▶ _What to produce_
Figure out how many lines in the records below hold the string "JSON". That number alone is the answer.

+ + + + +

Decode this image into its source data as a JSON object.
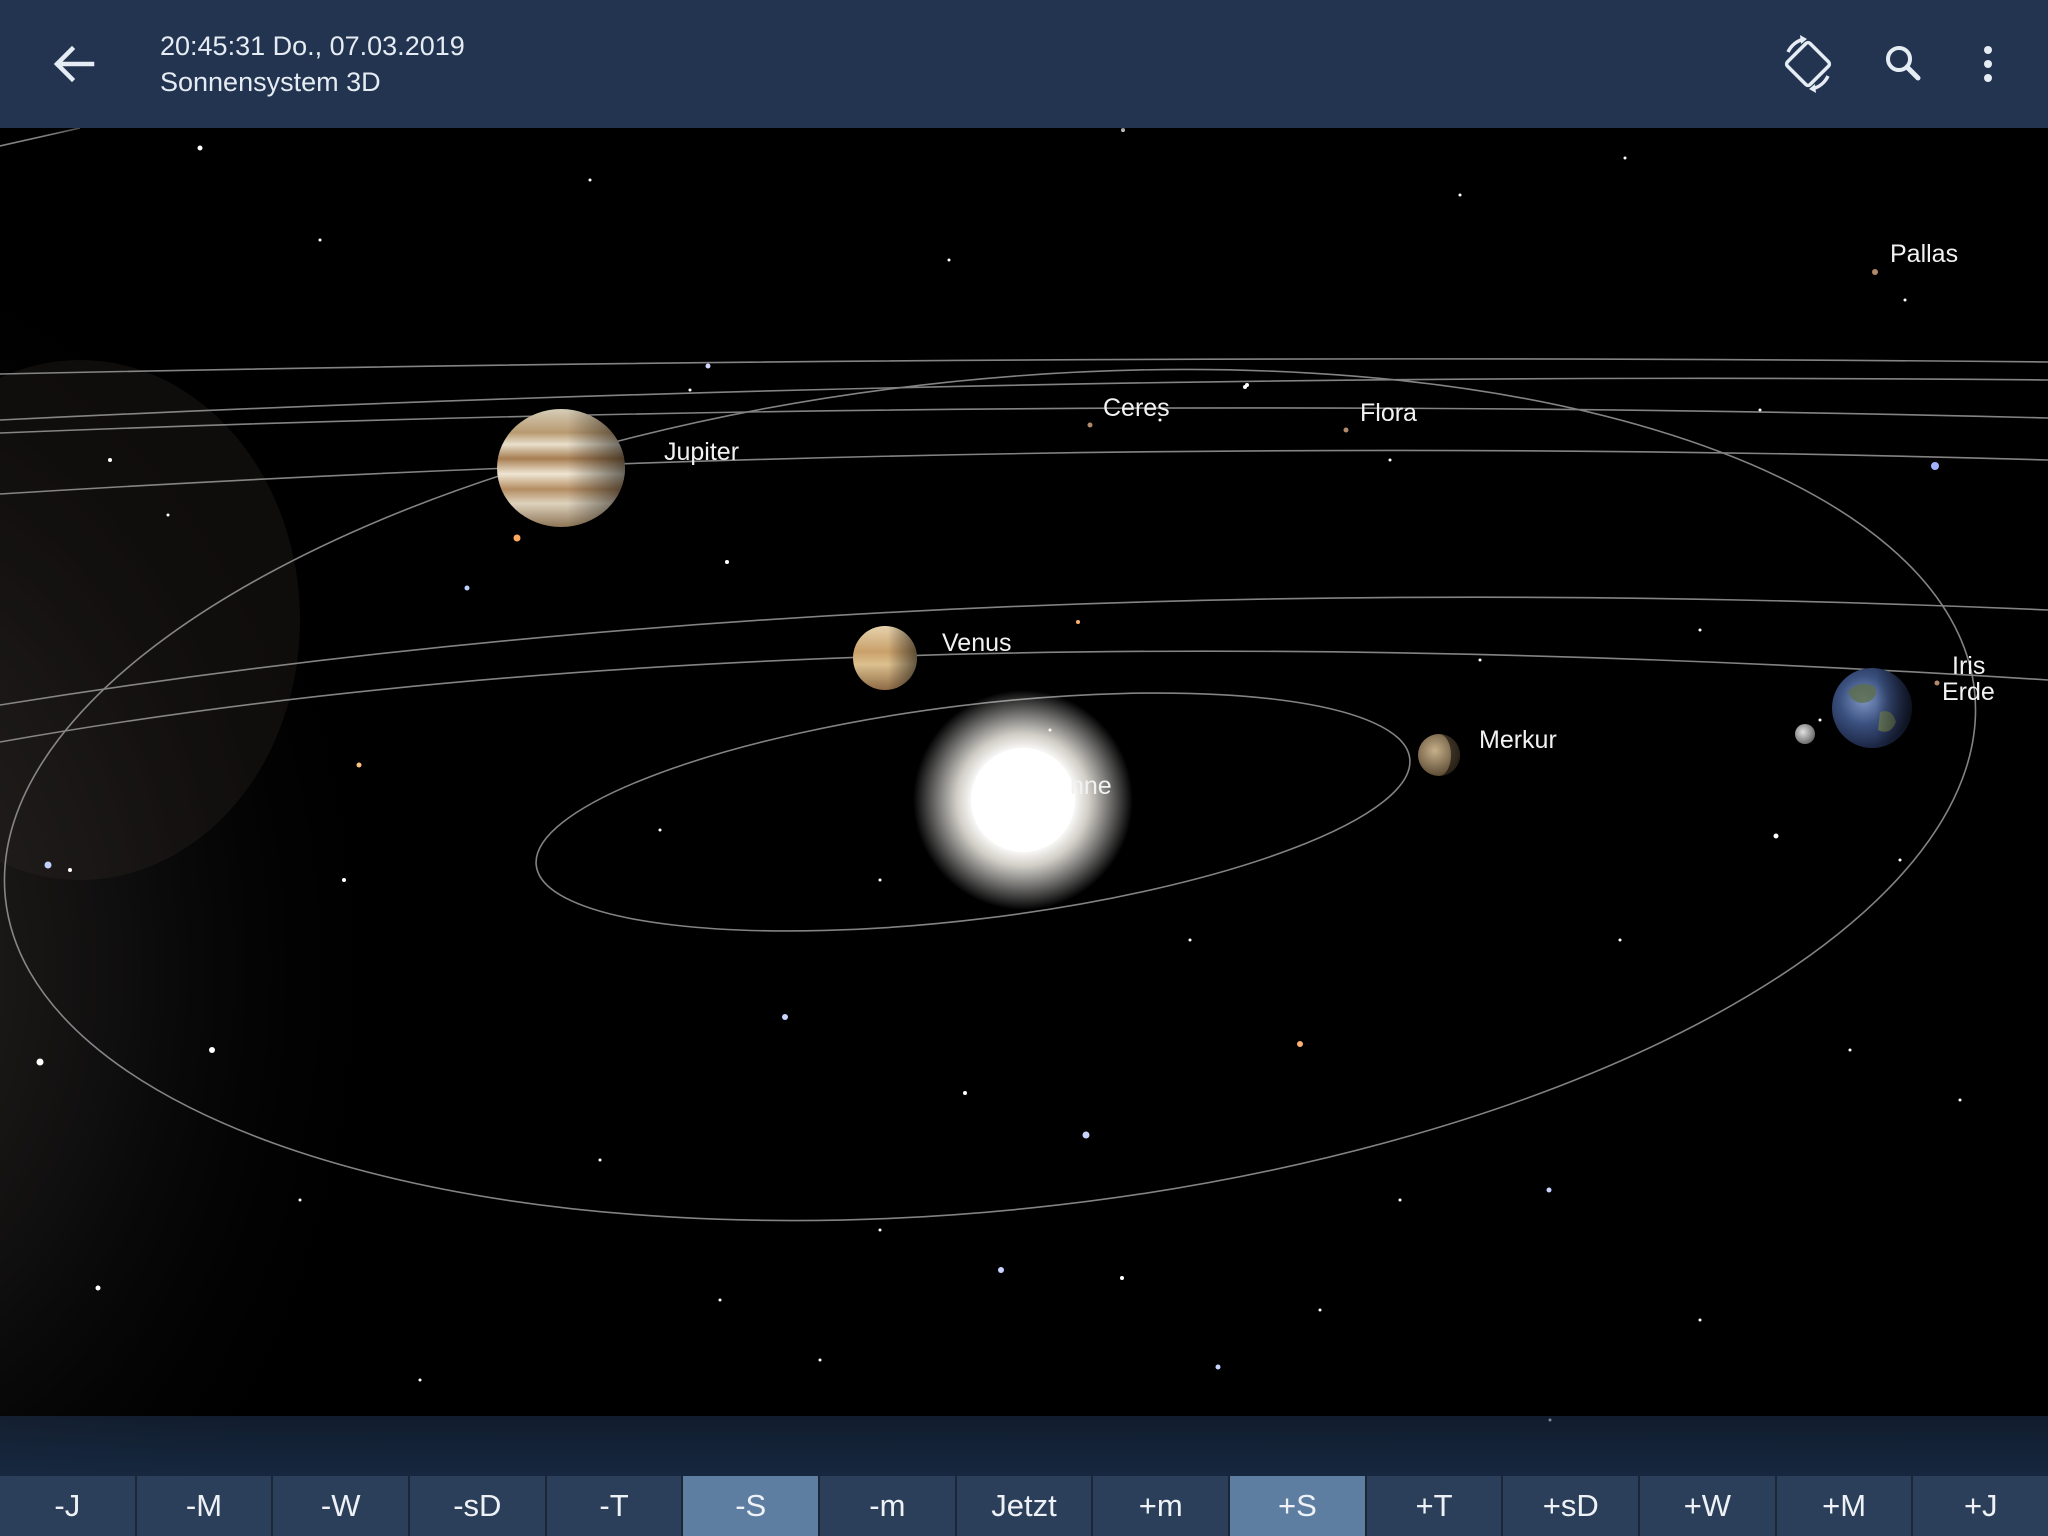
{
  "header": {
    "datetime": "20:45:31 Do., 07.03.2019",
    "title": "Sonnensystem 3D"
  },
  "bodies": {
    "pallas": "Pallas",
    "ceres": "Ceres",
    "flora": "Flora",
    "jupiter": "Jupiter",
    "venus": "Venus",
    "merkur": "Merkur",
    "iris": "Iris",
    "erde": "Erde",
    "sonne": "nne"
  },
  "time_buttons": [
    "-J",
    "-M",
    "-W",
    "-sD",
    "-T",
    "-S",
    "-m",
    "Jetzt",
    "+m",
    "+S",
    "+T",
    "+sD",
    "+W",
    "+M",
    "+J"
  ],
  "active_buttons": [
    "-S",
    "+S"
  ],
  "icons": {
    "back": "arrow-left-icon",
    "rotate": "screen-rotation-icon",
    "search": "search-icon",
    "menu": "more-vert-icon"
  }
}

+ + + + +

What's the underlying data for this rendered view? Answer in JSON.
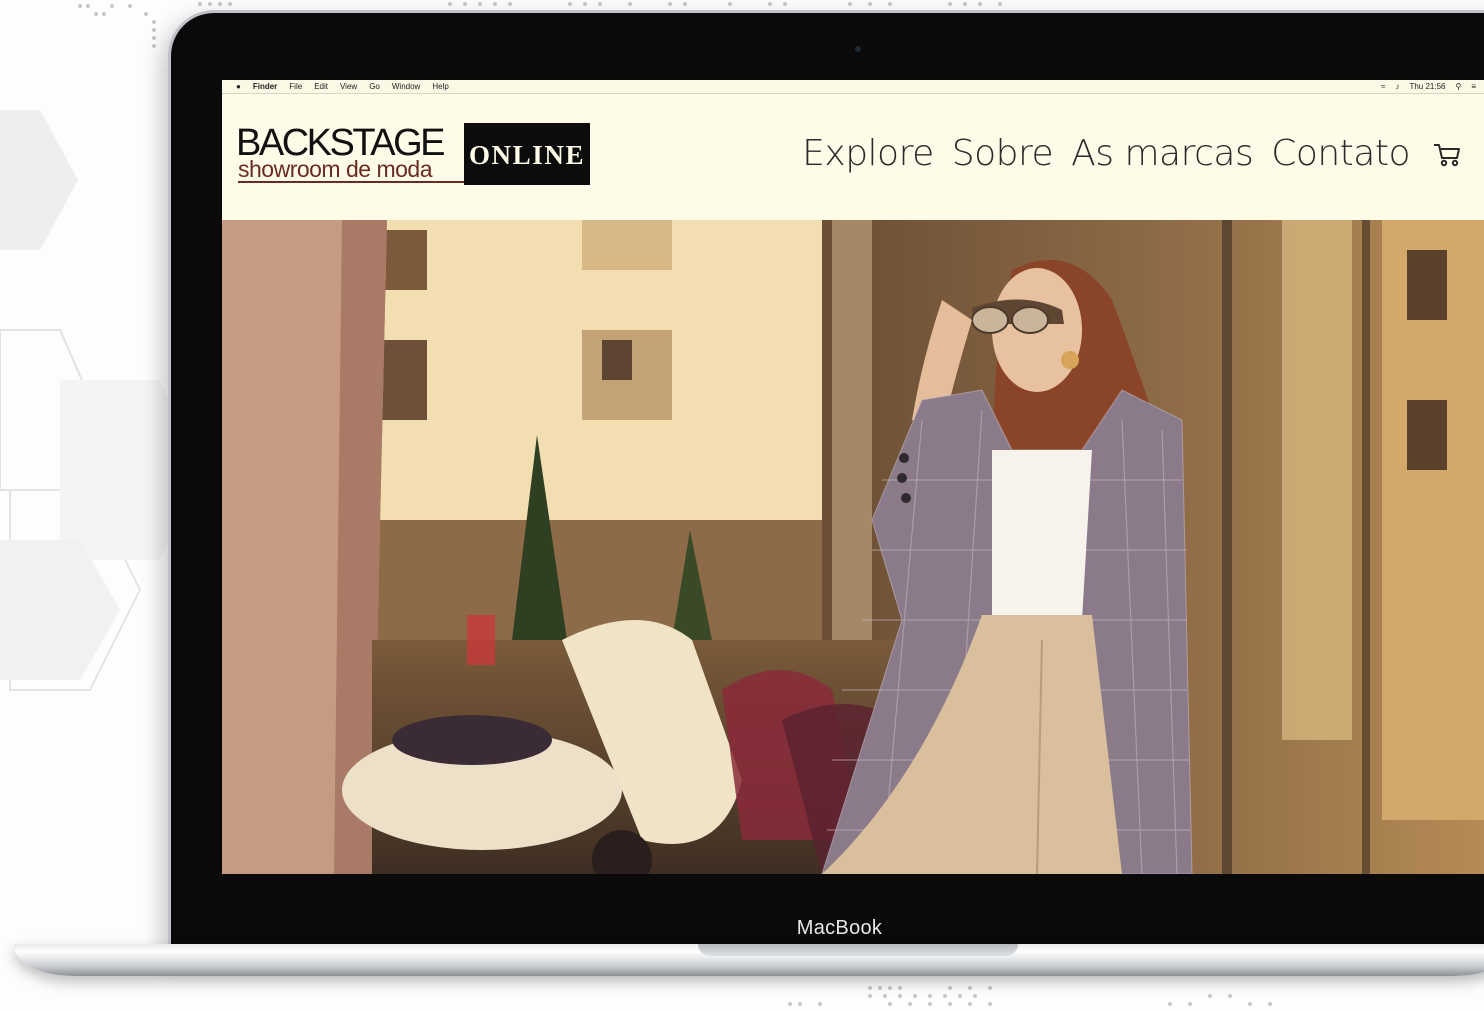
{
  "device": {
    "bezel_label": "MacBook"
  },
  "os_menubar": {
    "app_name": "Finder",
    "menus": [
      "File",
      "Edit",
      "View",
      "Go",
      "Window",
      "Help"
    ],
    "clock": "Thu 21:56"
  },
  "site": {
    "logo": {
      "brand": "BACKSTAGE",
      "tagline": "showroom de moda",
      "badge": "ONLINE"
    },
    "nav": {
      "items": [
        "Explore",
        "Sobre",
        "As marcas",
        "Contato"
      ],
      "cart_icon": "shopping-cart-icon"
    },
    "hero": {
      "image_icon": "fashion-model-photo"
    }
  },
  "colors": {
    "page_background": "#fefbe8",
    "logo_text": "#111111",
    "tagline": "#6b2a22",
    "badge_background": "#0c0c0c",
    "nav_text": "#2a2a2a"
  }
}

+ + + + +

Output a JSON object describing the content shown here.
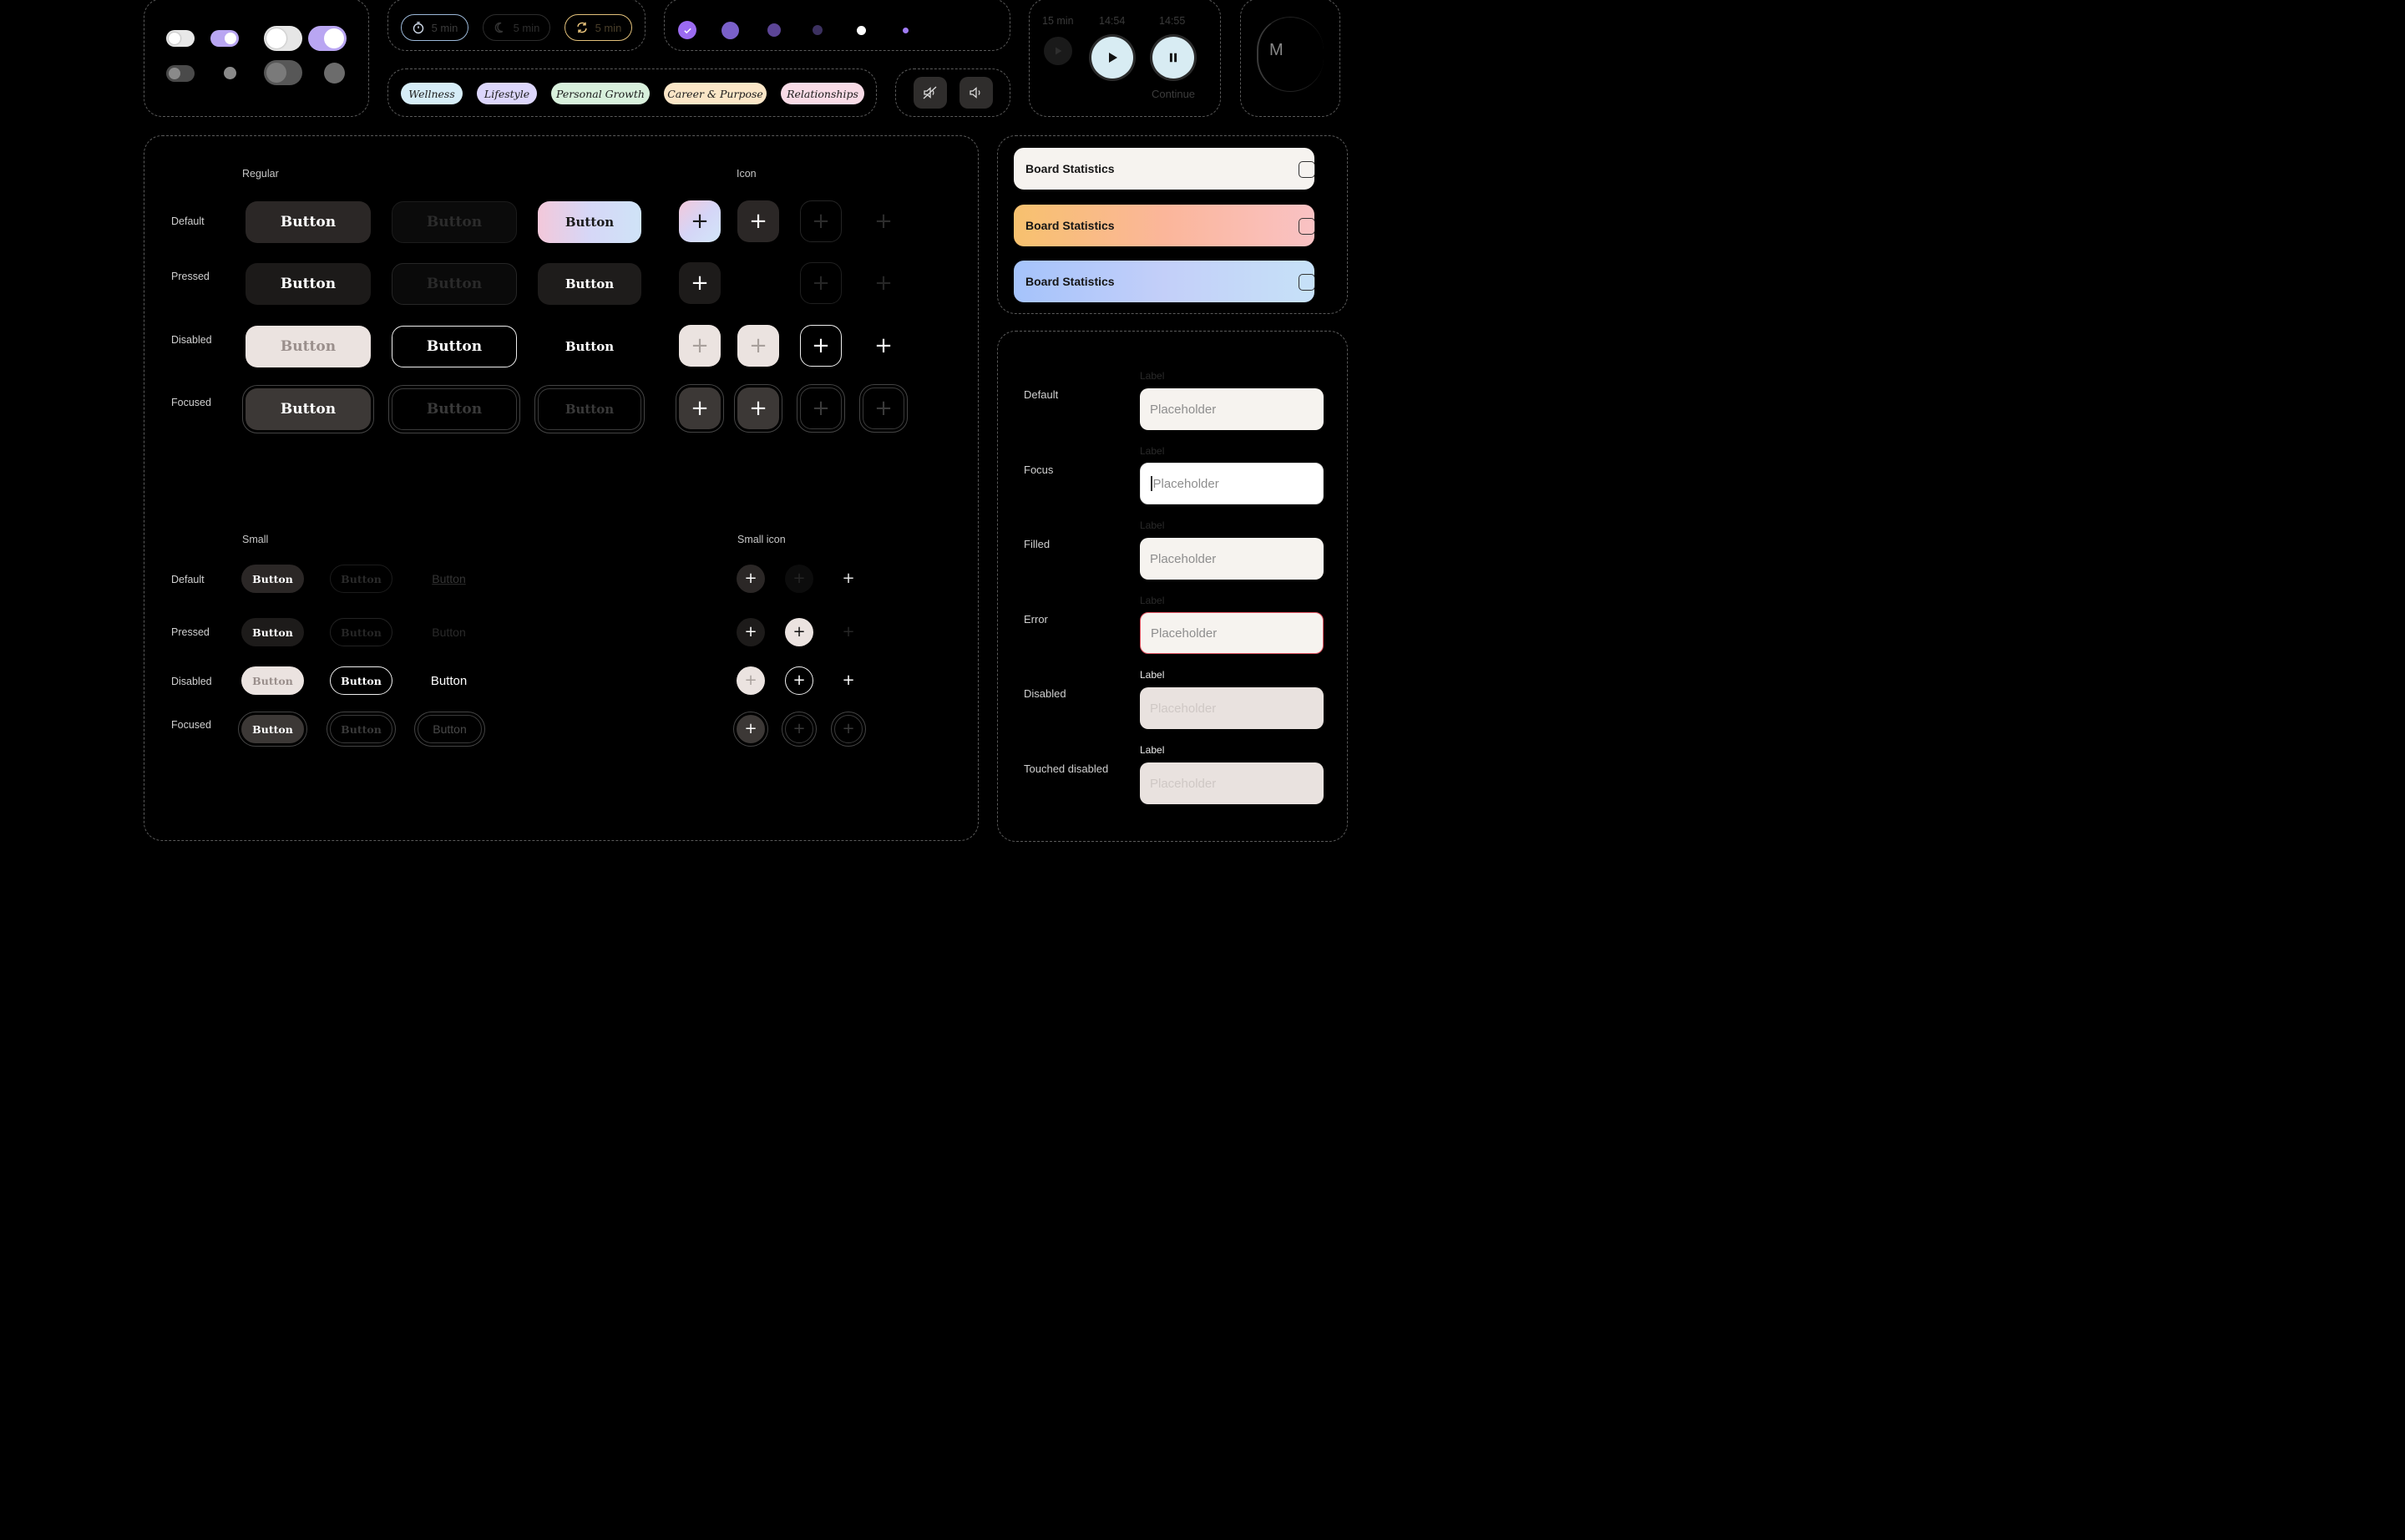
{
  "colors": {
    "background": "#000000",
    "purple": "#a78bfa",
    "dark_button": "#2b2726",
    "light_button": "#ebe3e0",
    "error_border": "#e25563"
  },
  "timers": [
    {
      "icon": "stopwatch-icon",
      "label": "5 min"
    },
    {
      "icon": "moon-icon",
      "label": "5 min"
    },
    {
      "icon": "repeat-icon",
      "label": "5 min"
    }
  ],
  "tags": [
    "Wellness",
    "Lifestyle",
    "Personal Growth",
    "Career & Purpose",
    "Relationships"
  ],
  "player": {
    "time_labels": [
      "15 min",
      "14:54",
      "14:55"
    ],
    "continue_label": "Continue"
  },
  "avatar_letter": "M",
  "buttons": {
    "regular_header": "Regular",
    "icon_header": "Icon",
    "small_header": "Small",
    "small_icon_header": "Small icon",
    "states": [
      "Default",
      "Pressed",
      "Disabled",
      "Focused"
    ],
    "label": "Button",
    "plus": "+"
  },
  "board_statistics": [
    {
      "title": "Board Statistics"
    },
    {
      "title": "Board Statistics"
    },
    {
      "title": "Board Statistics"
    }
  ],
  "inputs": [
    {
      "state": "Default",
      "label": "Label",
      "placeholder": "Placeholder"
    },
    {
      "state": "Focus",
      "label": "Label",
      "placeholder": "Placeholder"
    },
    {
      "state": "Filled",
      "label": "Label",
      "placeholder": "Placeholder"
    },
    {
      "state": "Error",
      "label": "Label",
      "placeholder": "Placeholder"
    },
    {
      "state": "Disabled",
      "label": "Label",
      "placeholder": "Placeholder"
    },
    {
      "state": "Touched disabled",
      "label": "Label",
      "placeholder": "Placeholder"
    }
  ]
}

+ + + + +

▶ _Answer area_
3